By Kiley Miller
Imagine bee gardens and fruit trees, butterflies and birdsong, water flowing in a wonderful quiet place underneath the big beautiful cottonwood trees.
That’s what the city’s vision should be for the area of the Millcreek pathway instead of developing a bike skills park. In the midst of a pandemic and a serious financial crisis in the city, many employees have been laid off, furloughed, had their benefits cut and are working part time. The city is moving forward on a highly controversial bike skills park, which should be put on hold and moved to a more appropriate site.
Did the city let anyone in the adjoining neighborhood know about this proposal? No. Instead, citizens found out in the local newspaper. A friend who lives right by the pathway was sadly under the impression it was a done deal and wasn’t going to submit a letter of opposition to the city but then did. Then we were told that there would be no public hearing on the matter.
I’m continually bothered by the lack of empathy and consideration for those who live near areas that continue to see increased growth or have projects like this bike park plopped into their neighborhoods. Others and myself have tried for years to get some kind of remedy for the situation at the “most dangerous” place in Grand County — Left Hand and Millcreek Canyon. For two and a half years I wrote letters to the editor, emails to the city and county, addressed the two mayors as well as both councils asking for better signage on Powerhouse Lane to help guide tourists and better protect the people who live there to no avail.
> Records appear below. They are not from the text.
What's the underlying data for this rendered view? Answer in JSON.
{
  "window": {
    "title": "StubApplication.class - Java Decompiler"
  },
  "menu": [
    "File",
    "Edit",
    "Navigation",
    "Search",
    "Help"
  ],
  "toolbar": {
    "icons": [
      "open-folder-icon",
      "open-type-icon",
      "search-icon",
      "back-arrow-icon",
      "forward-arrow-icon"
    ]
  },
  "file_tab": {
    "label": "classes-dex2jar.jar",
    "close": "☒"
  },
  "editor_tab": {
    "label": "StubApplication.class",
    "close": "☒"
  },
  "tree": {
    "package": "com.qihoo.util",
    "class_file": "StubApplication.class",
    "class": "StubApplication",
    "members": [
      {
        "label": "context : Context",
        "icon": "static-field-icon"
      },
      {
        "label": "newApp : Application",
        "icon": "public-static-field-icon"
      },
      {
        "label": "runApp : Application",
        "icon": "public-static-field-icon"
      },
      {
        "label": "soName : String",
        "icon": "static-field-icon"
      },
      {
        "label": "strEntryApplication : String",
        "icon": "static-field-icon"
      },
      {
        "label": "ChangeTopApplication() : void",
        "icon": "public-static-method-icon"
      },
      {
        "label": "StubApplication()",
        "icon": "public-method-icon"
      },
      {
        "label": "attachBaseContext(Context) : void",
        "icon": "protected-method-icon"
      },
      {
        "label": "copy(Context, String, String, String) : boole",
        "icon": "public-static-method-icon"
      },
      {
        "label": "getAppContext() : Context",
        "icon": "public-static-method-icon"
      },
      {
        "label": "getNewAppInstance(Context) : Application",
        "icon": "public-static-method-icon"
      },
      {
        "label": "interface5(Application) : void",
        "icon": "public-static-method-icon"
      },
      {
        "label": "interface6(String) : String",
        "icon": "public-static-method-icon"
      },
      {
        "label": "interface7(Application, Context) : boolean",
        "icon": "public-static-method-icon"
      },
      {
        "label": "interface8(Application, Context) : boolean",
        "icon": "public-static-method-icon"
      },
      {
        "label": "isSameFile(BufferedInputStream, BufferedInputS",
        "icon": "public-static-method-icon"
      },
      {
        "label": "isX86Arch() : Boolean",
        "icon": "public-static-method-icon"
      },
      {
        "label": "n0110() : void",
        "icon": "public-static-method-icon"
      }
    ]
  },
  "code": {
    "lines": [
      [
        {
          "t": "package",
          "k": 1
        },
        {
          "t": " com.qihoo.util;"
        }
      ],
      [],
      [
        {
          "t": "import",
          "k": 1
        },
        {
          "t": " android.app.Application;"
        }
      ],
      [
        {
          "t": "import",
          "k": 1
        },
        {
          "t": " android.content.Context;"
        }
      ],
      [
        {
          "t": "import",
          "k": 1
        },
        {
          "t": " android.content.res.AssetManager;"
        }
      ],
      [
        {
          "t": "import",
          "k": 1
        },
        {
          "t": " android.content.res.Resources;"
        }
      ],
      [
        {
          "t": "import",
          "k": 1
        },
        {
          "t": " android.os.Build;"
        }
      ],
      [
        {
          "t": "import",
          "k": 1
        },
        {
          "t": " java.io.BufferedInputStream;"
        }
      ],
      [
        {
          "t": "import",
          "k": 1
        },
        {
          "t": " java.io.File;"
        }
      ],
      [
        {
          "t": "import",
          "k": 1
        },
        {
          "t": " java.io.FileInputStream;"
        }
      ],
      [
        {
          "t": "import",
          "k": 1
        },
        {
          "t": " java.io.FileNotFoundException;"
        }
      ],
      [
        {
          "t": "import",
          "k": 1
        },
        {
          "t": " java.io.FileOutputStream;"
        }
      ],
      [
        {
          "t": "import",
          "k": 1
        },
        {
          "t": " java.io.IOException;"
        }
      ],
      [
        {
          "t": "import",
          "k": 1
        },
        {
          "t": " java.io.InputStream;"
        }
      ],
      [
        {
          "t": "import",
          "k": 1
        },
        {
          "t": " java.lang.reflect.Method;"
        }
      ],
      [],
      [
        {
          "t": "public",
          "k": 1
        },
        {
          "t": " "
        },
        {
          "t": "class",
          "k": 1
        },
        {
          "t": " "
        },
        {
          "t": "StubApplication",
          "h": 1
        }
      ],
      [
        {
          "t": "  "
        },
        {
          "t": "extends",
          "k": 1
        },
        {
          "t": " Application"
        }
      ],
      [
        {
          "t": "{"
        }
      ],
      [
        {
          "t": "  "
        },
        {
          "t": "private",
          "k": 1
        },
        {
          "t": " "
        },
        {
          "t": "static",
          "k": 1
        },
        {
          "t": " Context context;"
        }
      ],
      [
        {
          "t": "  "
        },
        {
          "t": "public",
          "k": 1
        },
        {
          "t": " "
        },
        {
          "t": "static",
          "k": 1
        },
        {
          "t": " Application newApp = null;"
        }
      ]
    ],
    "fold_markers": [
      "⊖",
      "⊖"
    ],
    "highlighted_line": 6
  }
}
Now we have a proposed bike skills park in one of downtown Moab’s last sweet, quiet spots next to the creek underneath those amazing cottonwood trees, which happens to be a favorite spot along the path of many others and mine. Every time I ride through there I have to stop and look around at the grandeur of those trees, listen to the creek flowing and revere that quiet, un-crowded spot.
To the supporters of this bike skills park, I ask them to consider that there are many of us who love that section because it is quiet and devoid of crowds. Would they want one of their special spots to be changed so dramatically, would they want one of their special quiet spots to have a bike skills park in it? One of my first thoughts about this park was about the people who live near this spot and how their quiet neighborhood would be exposed to more people and traffic, and how sad it is that they weren’t given any consideration or heads up in the matter.
That seems rather callous to me. We live in a beautiful place that is being overrun and overcrowded by visitors from all over the world. The least the local governments can do to not come off as tone deaf is to be more empathetic and considerate of the citizenry that will be impacted by proposed developments. Please protect the Millcreek ecosystem. Protect our quiet neighborhoods.
Miller writes from Moab.